South African journalist and columnist Azad Essa denounced on Thursday, September 6th, the sudden end of his column "At the World's End" on the South African second largest media group Independent Media, known online as IOL, following a story condemning the persecution of Uyghurs in China. According to explanation provided by the management team of IOL, a "redesign of the newspaper" would have made it necessary to immediately stop the chronicle and to replace the journalist.
This pretext in all likelihood conceals the media’s desire not to displease its Chinese investors; in reality, 20% of IOL is controlled by China-Africa Private Development Fund (CADFUND) and China International Television Corporation (CITVC).
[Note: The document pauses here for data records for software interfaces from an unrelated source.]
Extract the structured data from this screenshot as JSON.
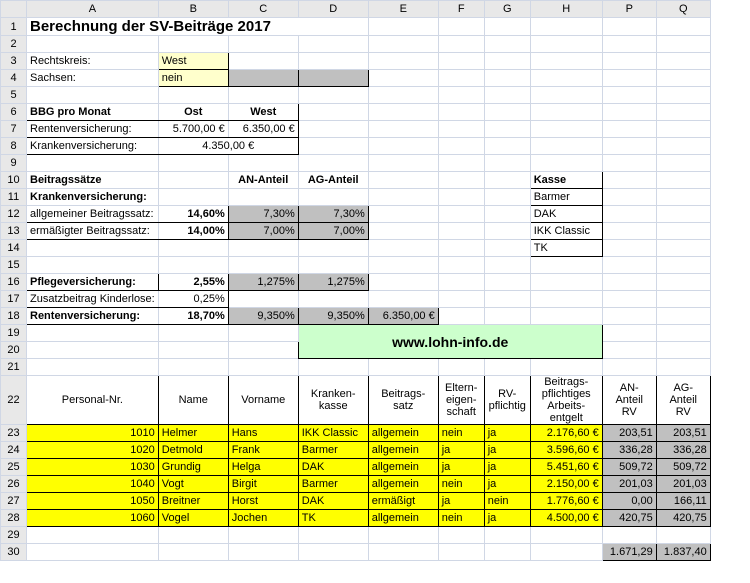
{
  "title": "Berechnung der SV-Beiträge 2017",
  "labels": {
    "rechtskreis": "Rechtskreis:",
    "sachsen": "Sachsen:",
    "bbg": "BBG pro Monat",
    "ost": "Ost",
    "west": "West",
    "rv": "Rentenversicherung:",
    "kv": "Krankenversicherung:",
    "beitragssaetze": "Beitragssätze",
    "an_anteil": "AN-Anteil",
    "ag_anteil": "AG-Anteil",
    "kv_line": "Krankenversicherung:",
    "allgemein_bs": "allgemeiner Beitragssatz:",
    "ermaessigt_bs": "ermäßigter Beitragssatz:",
    "pv": "Pflegeversicherung:",
    "zusatz_kinderlose": "Zusatzbeitrag Kinderlose:",
    "rv_line": "Rentenversicherung:",
    "kasse": "Kasse",
    "banner": "www.lohn-info.de"
  },
  "inputs": {
    "rechtskreis_v": "West",
    "sachsen_v": "nein"
  },
  "bbg": {
    "rv_ost": "5.700,00 €",
    "rv_west": "6.350,00 €",
    "kv": "4.350,00 €"
  },
  "rates": {
    "kv_allg_total": "14,60%",
    "kv_allg_an": "7,30%",
    "kv_allg_ag": "7,30%",
    "kv_erm_total": "14,00%",
    "kv_erm_an": "7,00%",
    "kv_erm_ag": "7,00%",
    "pv_total": "2,55%",
    "pv_an": "1,275%",
    "pv_ag": "1,275%",
    "zusatz_kl": "0,25%",
    "rv_total": "18,70%",
    "rv_an": "9,350%",
    "rv_ag": "9,350%",
    "rv_bbg": "6.350,00 €"
  },
  "kassen": [
    "Barmer",
    "DAK",
    "IKK Classic",
    "TK"
  ],
  "cols": {
    "pnr": "Personal-Nr.",
    "name": "Name",
    "vorname": "Vorname",
    "kasse1": "Kranken-",
    "kasse2": "kasse",
    "bs1": "Beitrags-",
    "bs2": "satz",
    "eltern1": "Eltern-",
    "eltern2": "eigen-",
    "eltern3": "schaft",
    "rvp1": "RV-",
    "rvp2": "pflichtig",
    "ent1": "Beitrags-",
    "ent2": "pflichtiges",
    "ent3": "Arbeits-",
    "ent4": "entgelt",
    "anrv1": "AN-",
    "anrv2": "Anteil",
    "anrv3": "RV",
    "agrv1": "AG-",
    "agrv2": "Anteil",
    "agrv3": "RV"
  },
  "rows": [
    {
      "pnr": "1010",
      "name": "Helmer",
      "vorname": "Hans",
      "kasse": "IKK Classic",
      "bs": "allgemein",
      "eltern": "nein",
      "rvp": "ja",
      "ent": "2.176,60 €",
      "an": "203,51",
      "ag": "203,51"
    },
    {
      "pnr": "1020",
      "name": "Detmold",
      "vorname": "Frank",
      "kasse": "Barmer",
      "bs": "allgemein",
      "eltern": "ja",
      "rvp": "ja",
      "ent": "3.596,60 €",
      "an": "336,28",
      "ag": "336,28"
    },
    {
      "pnr": "1030",
      "name": "Grundig",
      "vorname": "Helga",
      "kasse": "DAK",
      "bs": "allgemein",
      "eltern": "ja",
      "rvp": "ja",
      "ent": "5.451,60 €",
      "an": "509,72",
      "ag": "509,72"
    },
    {
      "pnr": "1040",
      "name": "Vogt",
      "vorname": "Birgit",
      "kasse": "Barmer",
      "bs": "allgemein",
      "eltern": "nein",
      "rvp": "ja",
      "ent": "2.150,00 €",
      "an": "201,03",
      "ag": "201,03"
    },
    {
      "pnr": "1050",
      "name": "Breitner",
      "vorname": "Horst",
      "kasse": "DAK",
      "bs": "ermäßigt",
      "eltern": "ja",
      "rvp": "nein",
      "ent": "1.776,60 €",
      "an": "0,00",
      "ag": "166,11"
    },
    {
      "pnr": "1060",
      "name": "Vogel",
      "vorname": "Jochen",
      "kasse": "TK",
      "bs": "allgemein",
      "eltern": "nein",
      "rvp": "ja",
      "ent": "4.500,00 €",
      "an": "420,75",
      "ag": "420,75"
    }
  ],
  "totals": {
    "an": "1.671,29",
    "ag": "1.837,40"
  },
  "chart_data": {
    "type": "table",
    "title": "Berechnung der SV-Beiträge 2017",
    "columns": [
      "Personal-Nr.",
      "Name",
      "Vorname",
      "Krankenkasse",
      "Beitragssatz",
      "Elterneigenschaft",
      "RV-pflichtig",
      "Beitragspflichtiges Arbeitsentgelt (€)",
      "AN-Anteil RV",
      "AG-Anteil RV"
    ],
    "rows": [
      [
        1010,
        "Helmer",
        "Hans",
        "IKK Classic",
        "allgemein",
        "nein",
        "ja",
        2176.6,
        203.51,
        203.51
      ],
      [
        1020,
        "Detmold",
        "Frank",
        "Barmer",
        "allgemein",
        "ja",
        "ja",
        3596.6,
        336.28,
        336.28
      ],
      [
        1030,
        "Grundig",
        "Helga",
        "DAK",
        "allgemein",
        "ja",
        "ja",
        5451.6,
        509.72,
        509.72
      ],
      [
        1040,
        "Vogt",
        "Birgit",
        "Barmer",
        "allgemein",
        "nein",
        "ja",
        2150.0,
        201.03,
        201.03
      ],
      [
        1050,
        "Breitner",
        "Horst",
        "DAK",
        "ermäßigt",
        "ja",
        "nein",
        1776.6,
        0.0,
        166.11
      ],
      [
        1060,
        "Vogel",
        "Jochen",
        "TK",
        "allgemein",
        "nein",
        "ja",
        4500.0,
        420.75,
        420.75
      ]
    ],
    "totals": {
      "AN-Anteil RV": 1671.29,
      "AG-Anteil RV": 1837.4
    }
  }
}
RSF denounces such a serious attack on the editorial independence of an online daily. "In a democracy like South Africa, it is not acceptable that the editorial line depends on the nationality of its investors, decries Cédric Alviani, director of RSF East Asia Office. “This example reflects Beijing’s growing influence outside its borders as it seeks to impose a new world media order, by which journalistic ethics and citizens’ right to information would be excluded.”
In South Africa, Chinese group StarTimes has become the majority shareholder of the satellite television provider Top TV. In Senegal, national daily Le Soleil distributes Chinafrique, which is published by Chinese national magazine Beijing Review, without charge. In Europe, according to a survey by Bloomberg News, China has invested nearly 3 billion euros in equity interests in various media outlets in the past decade.
China occupies the bottom of the 2018 RSF World Press Freedom Index (176th out of 180 countries).